The $ 9 million (and the change) comes at a pivotal time for Faraday Future. Company founder and main funder Chinese billionaire Jia Yueting personally filed for bankruptcy in October. While his creditors (many of whom are Chinese companies that loaned him money for his failed tech conglomerate, LeEco) largely agree with the payment plan he has proposed, the process of confirming this plan dragged on for months. Jia has said in court records that potential investors in Faraday Future are waiting for his own personal bankruptcy case to be resolved before investing any money in the EV startup.
Meanwhile, Faraday Future only had $ 6.8 million in the bank at the end of July 2019, according to financial statements filed in connection with Jia’s bankruptcy. Since then, she has spent at least $ 30,000 per month on Jia’s salary alone, as well as $ 284,000 per month to rent her headquarters in Los Angeles, Calif. (Which it sold a year ago in order to generate cash). Faraday Future is also funding Jia’s bankruptcy. One of the startup’s holding companies loaned it $ 2,687,629 just before it was filed, and the court recently approved another $ 6.4 million loan (which Jia’s lawyers said was ” largely ‘made up of contributions from the management committee that currently runs the company) of the same entity.
The company also kept the lights on thanks to a $ 45 million loan arranged by restructuring firm Birch Lake, that Faraday Future started working with last May.
While smaller, the loan Workhorse acquired is also likely crucial in keeping the Ohio-based electric trucking startup afloat. Sales of its existing electric truck have slumped and the future of the company is now heavily dependent on securing the tender to build the United States Postal Service’s next-generation mail truck.
Workhorse is also currently heavily in debt like Faraday Future, having taken out a $ 25 million loan in early 2019 from a hedge fund to repay a previous loan from another hedge fund. Workhorse sold the rights to an electric pickup design to founder Steve Burns last year for $ 15.8 million, after Created a New EV start-up to buy Lordstown, Ohio plant formerly occupied by General Motors. Workhorse will get a cut on all sales of that truck and 1% of any capital raise the startup, called Lordstown Motors, is able to get.
A number of other electric vehicle startups in the United States trying to go into production are too large to qualify for the loans. Lucid Motors, which is backed by Saudi Arabia’s sovereign wealth fund, has at least 600 full-time employees at its headquarters in California.

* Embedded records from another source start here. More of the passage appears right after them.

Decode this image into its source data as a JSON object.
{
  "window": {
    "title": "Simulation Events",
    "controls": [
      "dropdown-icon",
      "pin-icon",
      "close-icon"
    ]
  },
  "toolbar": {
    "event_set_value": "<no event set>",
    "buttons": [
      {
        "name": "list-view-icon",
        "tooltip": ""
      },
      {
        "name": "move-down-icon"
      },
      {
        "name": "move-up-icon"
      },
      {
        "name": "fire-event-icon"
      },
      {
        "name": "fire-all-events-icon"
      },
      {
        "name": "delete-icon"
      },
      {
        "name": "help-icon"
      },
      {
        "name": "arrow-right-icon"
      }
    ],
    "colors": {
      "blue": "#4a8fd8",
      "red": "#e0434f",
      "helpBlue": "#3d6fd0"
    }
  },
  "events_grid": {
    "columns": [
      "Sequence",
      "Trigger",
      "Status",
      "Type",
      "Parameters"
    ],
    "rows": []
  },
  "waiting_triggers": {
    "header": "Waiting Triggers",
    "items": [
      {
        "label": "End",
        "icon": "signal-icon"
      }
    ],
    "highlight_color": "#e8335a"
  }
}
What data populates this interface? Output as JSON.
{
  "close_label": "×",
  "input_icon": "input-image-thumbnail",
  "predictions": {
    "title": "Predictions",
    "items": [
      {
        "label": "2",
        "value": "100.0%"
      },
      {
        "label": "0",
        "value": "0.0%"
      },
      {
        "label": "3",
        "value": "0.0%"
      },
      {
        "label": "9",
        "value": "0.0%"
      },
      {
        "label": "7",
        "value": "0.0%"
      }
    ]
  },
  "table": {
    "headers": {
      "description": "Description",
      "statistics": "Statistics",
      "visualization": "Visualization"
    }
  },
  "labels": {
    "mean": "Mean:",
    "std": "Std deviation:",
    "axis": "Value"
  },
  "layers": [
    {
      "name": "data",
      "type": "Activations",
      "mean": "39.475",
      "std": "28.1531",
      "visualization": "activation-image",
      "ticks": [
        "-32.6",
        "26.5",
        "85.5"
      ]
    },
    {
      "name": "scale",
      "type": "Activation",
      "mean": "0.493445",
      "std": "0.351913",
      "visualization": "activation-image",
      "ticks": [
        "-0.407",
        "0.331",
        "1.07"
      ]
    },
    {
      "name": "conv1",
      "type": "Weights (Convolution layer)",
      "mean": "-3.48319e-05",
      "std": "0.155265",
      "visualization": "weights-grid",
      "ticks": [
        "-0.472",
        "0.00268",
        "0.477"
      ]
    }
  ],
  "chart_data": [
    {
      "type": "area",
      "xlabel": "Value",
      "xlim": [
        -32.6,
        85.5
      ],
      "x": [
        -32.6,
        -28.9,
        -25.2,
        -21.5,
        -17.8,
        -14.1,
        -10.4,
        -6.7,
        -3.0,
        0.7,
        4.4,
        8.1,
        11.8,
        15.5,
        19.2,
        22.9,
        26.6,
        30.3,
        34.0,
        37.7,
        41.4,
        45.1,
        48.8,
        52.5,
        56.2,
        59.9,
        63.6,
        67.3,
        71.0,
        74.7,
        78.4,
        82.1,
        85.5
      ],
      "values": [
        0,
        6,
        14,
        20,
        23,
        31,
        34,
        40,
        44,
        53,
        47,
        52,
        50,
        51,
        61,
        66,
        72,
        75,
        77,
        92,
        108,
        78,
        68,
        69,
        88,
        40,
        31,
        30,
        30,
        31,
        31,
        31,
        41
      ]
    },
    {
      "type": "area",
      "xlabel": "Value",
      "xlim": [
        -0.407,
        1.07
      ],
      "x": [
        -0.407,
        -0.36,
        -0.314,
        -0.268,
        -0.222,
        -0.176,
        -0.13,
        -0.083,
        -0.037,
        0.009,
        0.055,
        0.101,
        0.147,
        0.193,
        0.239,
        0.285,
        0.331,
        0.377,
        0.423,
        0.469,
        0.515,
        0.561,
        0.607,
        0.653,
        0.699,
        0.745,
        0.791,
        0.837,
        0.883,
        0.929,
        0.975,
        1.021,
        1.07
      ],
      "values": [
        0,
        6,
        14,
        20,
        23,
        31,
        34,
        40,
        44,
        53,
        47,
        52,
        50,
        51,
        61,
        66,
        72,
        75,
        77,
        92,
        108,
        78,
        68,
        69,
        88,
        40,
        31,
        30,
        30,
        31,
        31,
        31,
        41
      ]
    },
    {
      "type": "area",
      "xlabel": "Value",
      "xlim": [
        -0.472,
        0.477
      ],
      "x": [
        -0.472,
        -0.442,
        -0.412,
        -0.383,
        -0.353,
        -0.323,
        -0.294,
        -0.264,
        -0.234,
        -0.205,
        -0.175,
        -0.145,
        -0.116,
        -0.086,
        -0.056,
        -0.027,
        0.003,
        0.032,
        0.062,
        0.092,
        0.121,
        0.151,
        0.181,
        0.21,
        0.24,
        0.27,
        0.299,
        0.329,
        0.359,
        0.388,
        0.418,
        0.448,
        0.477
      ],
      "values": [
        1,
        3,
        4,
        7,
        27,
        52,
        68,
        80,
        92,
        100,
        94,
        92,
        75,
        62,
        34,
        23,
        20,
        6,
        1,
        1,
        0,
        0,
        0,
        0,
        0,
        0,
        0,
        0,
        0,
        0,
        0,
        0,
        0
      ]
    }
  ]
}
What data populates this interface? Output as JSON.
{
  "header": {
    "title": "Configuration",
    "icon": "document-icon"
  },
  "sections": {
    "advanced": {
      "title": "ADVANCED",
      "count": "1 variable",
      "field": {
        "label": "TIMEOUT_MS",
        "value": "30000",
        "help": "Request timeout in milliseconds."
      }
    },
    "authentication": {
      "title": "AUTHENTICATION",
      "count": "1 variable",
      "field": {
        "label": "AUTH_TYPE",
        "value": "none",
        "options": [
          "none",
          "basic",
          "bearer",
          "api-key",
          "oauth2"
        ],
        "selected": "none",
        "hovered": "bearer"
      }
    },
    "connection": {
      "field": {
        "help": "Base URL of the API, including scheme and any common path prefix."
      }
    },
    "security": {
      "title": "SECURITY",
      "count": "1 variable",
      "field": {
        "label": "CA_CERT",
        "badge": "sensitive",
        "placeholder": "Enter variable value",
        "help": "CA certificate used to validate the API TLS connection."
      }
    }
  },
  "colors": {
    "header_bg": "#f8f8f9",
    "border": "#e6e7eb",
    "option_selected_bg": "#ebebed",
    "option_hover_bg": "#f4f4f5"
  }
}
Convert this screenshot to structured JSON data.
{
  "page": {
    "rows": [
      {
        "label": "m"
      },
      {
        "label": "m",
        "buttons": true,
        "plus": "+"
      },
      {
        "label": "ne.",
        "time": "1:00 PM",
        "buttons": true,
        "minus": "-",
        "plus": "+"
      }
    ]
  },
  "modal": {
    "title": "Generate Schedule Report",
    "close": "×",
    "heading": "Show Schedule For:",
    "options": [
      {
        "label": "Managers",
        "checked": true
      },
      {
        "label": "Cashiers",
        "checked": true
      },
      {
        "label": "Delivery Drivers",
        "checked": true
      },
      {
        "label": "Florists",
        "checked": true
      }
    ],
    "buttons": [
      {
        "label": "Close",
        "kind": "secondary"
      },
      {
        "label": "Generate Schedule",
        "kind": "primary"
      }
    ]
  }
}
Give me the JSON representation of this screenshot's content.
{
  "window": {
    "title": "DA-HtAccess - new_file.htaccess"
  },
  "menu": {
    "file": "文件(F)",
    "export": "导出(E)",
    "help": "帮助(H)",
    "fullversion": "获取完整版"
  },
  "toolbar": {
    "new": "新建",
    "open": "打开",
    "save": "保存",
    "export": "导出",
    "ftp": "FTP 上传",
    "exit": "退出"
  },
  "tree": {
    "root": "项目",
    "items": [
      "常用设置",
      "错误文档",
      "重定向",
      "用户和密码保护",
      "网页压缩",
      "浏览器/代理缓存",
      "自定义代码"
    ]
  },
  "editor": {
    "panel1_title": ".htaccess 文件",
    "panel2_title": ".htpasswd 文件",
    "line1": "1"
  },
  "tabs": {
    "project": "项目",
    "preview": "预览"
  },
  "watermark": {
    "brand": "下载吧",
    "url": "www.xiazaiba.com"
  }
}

Rivian, who is based in Michigan but already has a number of offices across the country, employs more than 2,000 people.
These two startups have recently said they were fine, with employees do the work remotely (although Rivian pushed back the exit of his vehicles). But some companies that already manufacture vehicles in space are putting their employees on unpaid leave, such as the bus and electric truck division of Chinese conglomerate BYD, which has put 465 people on leave (about 75% of the workforce). ) to his North American Headquarters in Lancaster, Calif., last week, according to the state employment office. BYD also laid off 26 people in its North American energy division and 18 more in its offices.
Update April 20 at 7:20 p.m. ET: Faraday Future corrected the loan amount received from $ 9,176,800 to $ 9,167,800. The company also now says it has repaid the $ 45 million loan put in place by Birch Lake. The article has been updated to reflect these two points.